The unsubscribe link is one of the most important parts of your email. Some companies opt to downplay the unsubscribe link, hiding it in small text, usually at the bottom of the message. I always advise against this, which sometimes concerns users worried that their subscribers will opt out in waves. The fact of the matter is, if people want to stop receiving your emails, they will find a way - and that often means hitting the Mark as Spam button provided by many email clients. It's in your best interest to make unsubscribing easier than complaining, as the more complaints you receive, the more likely you are to be blocked by the major ISPs. Believe it or not, placing your unsubscribe link to the very top of your message can reduce complaints by up to 75 percent, and can transform an average sender into a good sender, and a good sender into a great one.
The omission of a text version of your email is another oversight. Obviously, HTML emails allow for nicer, more effective messages, but you can't forget about those subscribers with either basic or overly secure email clients that won't view HTML, not to mention the growing number of people checking email on mobile devices. What's more is that ISPs are now looking for text versions, and often filter messages into junk or spam folders if emails are sent without them. Even if you're just providing a link to where the HTML version of the message can be viewed online, a text version is important. Additionally, even within an HTML email, it pays to make sure your message is mostly text, supported by graphics and is not just one big graphic. Graphics are often stripped out by email clients, or flagged by ISPs. The optimal mix is about 60 percent text and 40 percent graphics.
Another easy way to maximize your effectiveness is to send to your most recent subscribers first. Your newest subscribers will be the most likely to view your message and click on links. They are also sure to remember signing up for your email list, making them less likely to complain. Sending to these types of subscribers first is a great way to establish a good reputation with the ISPs.
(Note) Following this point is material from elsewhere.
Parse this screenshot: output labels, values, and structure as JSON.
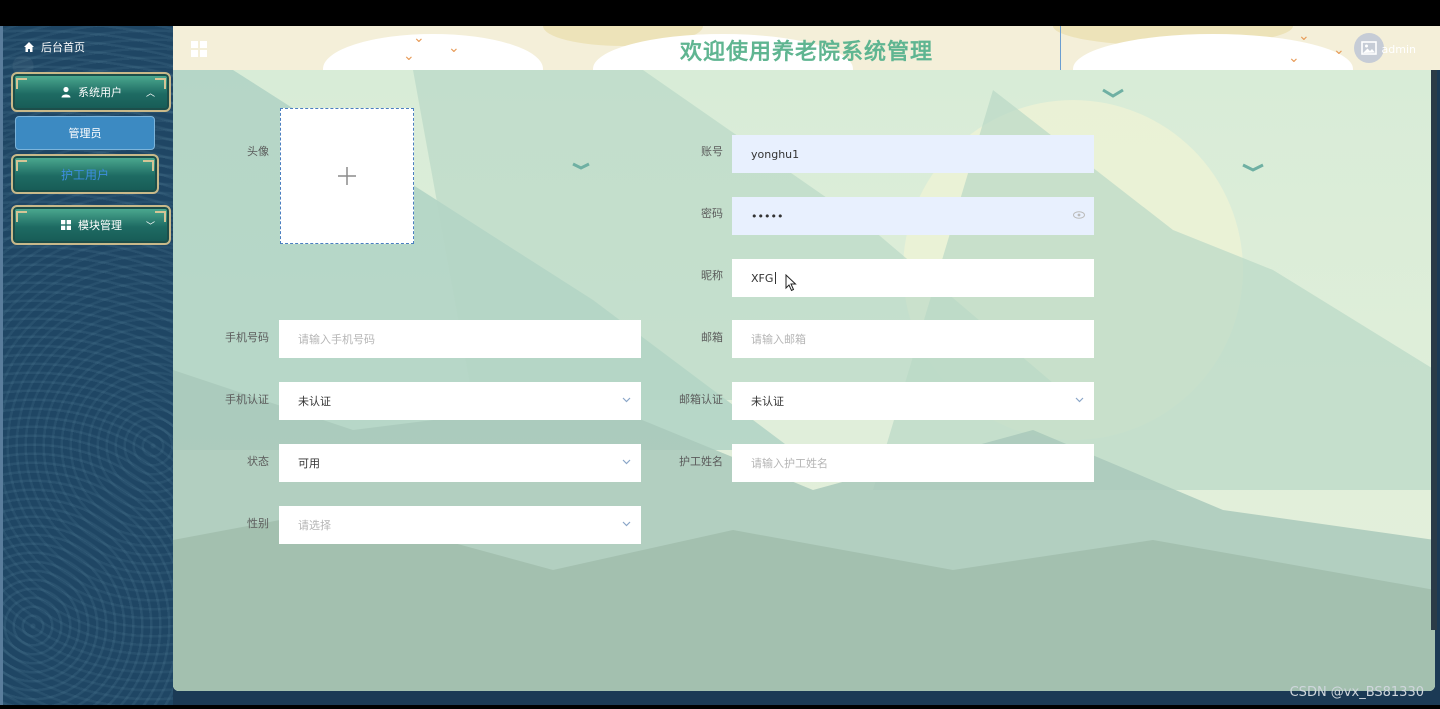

Before You Hit Send - How's Your Subject Line?
A simple misstep companies often make when venturing into email marketing is to underestimate the importance of a good subject line. It's hard to guess what will entice your subscribers into opening your message, but with a little common sense and testing, you can figure out the most effective format to use. Try several variations of the subject line for each of your first few sends, and then keep an eye on your open rates. Figure out which one is most effective, and stick to the format for future sends.
A few tips to keep in mind for subject lines include: 1) Keep them short, 35 - 45 characters are ideal so they can be read easily in most email clients and on mobile devices, 2) Put the important part of your message near the front of the subject line so it comes across, 3) Convey value and urgency to encourage opens.
...And The Results Are In
To make sure your emails are doing well, you need to check in on the reports periodically. Delivery rate is a key metric, you want to make sure your subscribers are receiving your content, and views are obviously also important. But something to look out for: emails with good delivery rates (89 - 90% is average), but low view rates (10-15% view rate is average). This indicates is that your email messages are being delivered, but that they are likely going to a junk or spam folder and not viewed. This can easily go undetected by email marketers, who will continue to devote resources to an email newsletter or other campaign that isn't even reaching all of their clients. You may need to contact the ISP to resolve this filtering issue, but a good way to start is to adjust your content and apply best email design practices (or consider having a professional design a template for you). And you should see that open rate jump.
In my experience, those willing to apply these basic principles in their email marketing efforts are guaranteed to have a successful and trouble-free email marketing experiences.